The Dow Jones Industrial Average posted its worst week in history this week.
The average had its worst week on record in both point and percentage terms, as did the Standard & Poor’s 500 index.
The Dow Jones Industrial Average, after starting the day down more than 700 points, finished down only 128 points, but it was one wild road in between.
Over the last eight days, the Dow has lost just under 2400 points.
As for airline stocks, it was also a volatile mix today as several airlines stocks posted record-breaking one-day gains. But we had some losers in the bunch as well.
On the huge plus side for the day, shares of Republic Holdings picked up a whopping 29% today. Yes, you read that correctly. Shares here closed at 8.94.
But wait — we had one airline stock do even better. Shares of Alaska Air Group shot up 31% on the day, closing at 18.80.
Shares of US Airways also had a great day, as shares here were up 27%, closing at 4.60.
AMR, parent of American Airlines saw their shares pick up 20%, closing at 8 bucks even.
AirTran also had a good day, as shares here picked up a nice 18%, closing at 1.96.
Shares of SkyWest didn’t have a bad day either, as shares here shot up 17%, closing at 13.75.
On the loser side, we really just had a small handful of notable drops for the day.
Shares of Pinnacle were down 10%, closing at 2.37, while shares of Mesa dropped back 15%, closing at 25 cents.
Embraer and Bombardier didn’t have good days either — not surprising considering the action in the market as a whole. Embraer shares closed down 8%, ending the week at 17.20, while shares of Bombardier closed down 16%, ending the week at 3.50.
And, last, but by no means least — where did crude and jet fuel end up today?
Crude futures closed at 77.70, down 8.89 on the day, while the average spot price for jet fuel closed at 2.33, down 21 cents on the day.
Taken by itself, this would be great news for the things with wings.

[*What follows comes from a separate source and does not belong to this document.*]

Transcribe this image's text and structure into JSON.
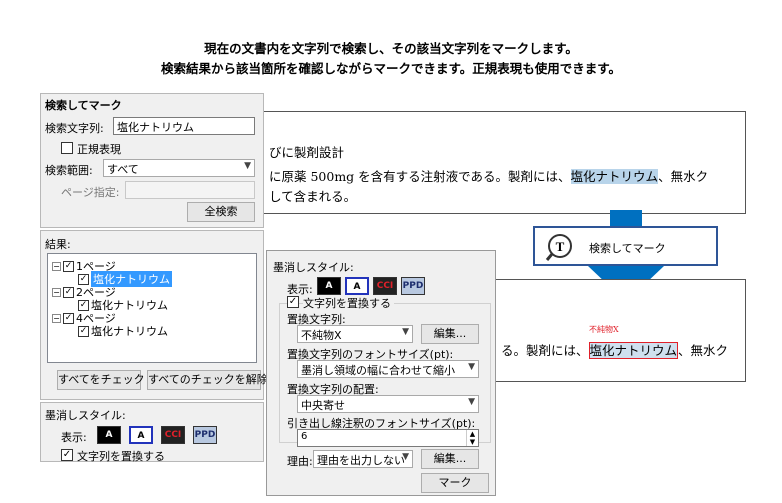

Unfortunately, there is that elephant that is blocking the view to the nice new HD flatscreen — the rest of the financial/economic mess on a worldwide basis and the recognition, finally, that no, this is not just a little “subprime” mortgage problem centered in California, Arizona and Florida.